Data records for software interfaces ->

:::

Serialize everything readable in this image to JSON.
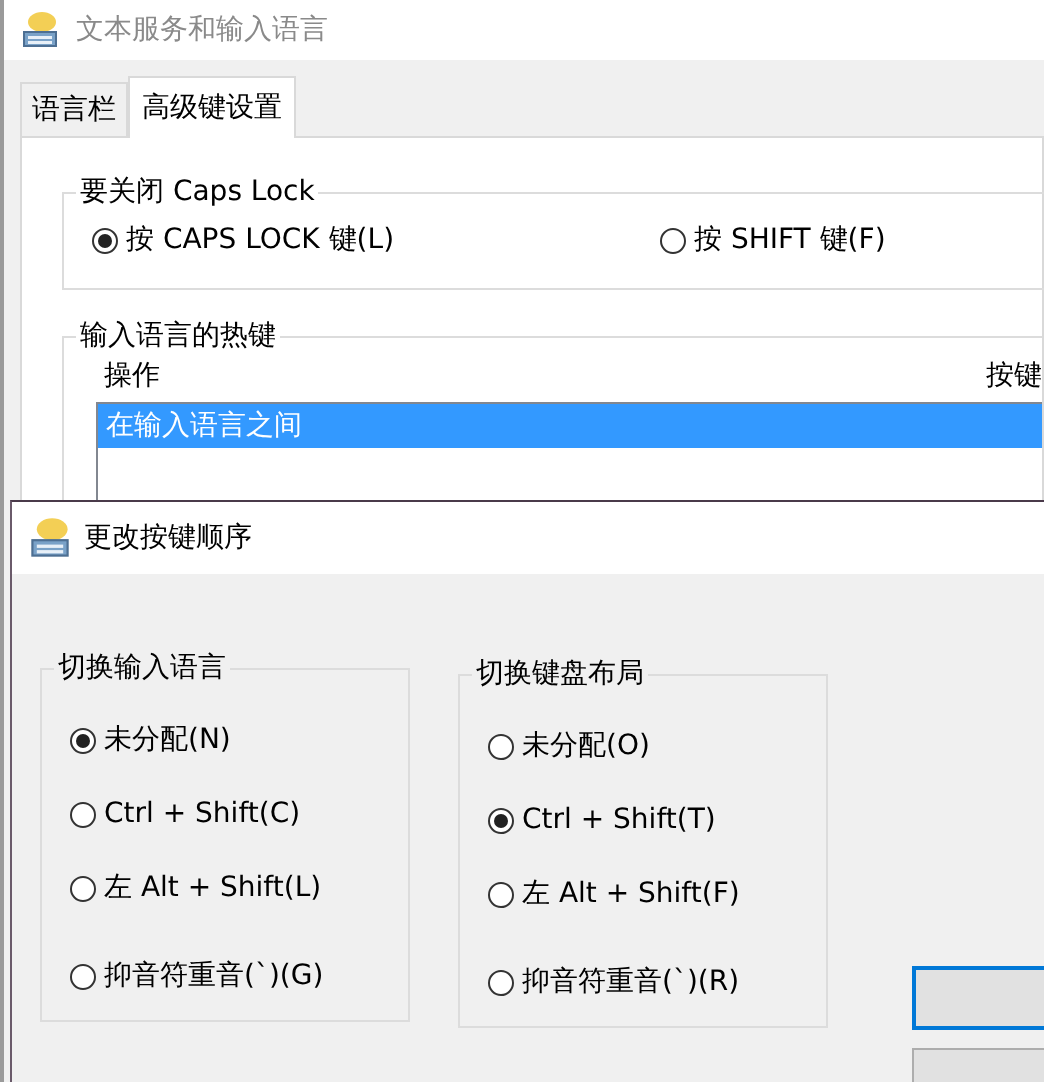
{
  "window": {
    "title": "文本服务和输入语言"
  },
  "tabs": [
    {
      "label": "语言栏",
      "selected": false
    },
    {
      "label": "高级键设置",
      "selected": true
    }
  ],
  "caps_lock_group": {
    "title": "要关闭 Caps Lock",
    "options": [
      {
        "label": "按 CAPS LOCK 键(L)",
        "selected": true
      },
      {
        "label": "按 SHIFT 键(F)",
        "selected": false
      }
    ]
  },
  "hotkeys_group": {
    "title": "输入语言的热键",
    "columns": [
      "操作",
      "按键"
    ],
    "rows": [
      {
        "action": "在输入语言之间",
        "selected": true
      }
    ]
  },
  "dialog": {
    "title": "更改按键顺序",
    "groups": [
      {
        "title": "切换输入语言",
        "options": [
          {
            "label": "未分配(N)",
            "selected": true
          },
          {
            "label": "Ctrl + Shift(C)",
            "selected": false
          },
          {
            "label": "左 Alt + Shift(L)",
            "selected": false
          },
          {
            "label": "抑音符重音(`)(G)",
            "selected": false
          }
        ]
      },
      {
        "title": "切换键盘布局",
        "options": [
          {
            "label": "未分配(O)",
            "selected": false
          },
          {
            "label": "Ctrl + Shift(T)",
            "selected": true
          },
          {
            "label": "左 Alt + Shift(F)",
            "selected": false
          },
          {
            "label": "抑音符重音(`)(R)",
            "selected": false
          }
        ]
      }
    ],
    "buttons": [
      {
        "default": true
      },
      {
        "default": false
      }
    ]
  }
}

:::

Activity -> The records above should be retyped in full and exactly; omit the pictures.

Exercise response ->
Serialize everything readable in this image to JSON.
{
  "window": {
    "title": "文本服务和输入语言"
  },
  "tabs": [
    {
      "label": "语言栏",
      "selected": false
    },
    {
      "label": "高级键设置",
      "selected": true
    }
  ],
  "caps_lock_group": {
    "title": "要关闭 Caps Lock",
    "options": [
      {
        "label": "按 CAPS LOCK 键(L)",
        "selected": true
      },
      {
        "label": "按 SHIFT 键(F)",
        "selected": false
      }
    ]
  },
  "hotkeys_group": {
    "title": "输入语言的热键",
    "columns": [
      "操作",
      "按键"
    ],
    "rows": [
      {
        "action": "在输入语言之间",
        "selected": true
      }
    ]
  },
  "dialog": {
    "title": "更改按键顺序",
    "groups": [
      {
        "title": "切换输入语言",
        "options": [
          {
            "label": "未分配(N)",
            "selected": true
          },
          {
            "label": "Ctrl + Shift(C)",
            "selected": false
          },
          {
            "label": "左 Alt + Shift(L)",
            "selected": false
          },
          {
            "label": "抑音符重音(`)(G)",
            "selected": false
          }
        ]
      },
      {
        "title": "切换键盘布局",
        "options": [
          {
            "label": "未分配(O)",
            "selected": false
          },
          {
            "label": "Ctrl + Shift(T)",
            "selected": true
          },
          {
            "label": "左 Alt + Shift(F)",
            "selected": false
          },
          {
            "label": "抑音符重音(`)(R)",
            "selected": false
          }
        ]
      }
    ],
    "buttons": [
      {
        "default": true
      },
      {
        "default": false
      }
    ]
  }
}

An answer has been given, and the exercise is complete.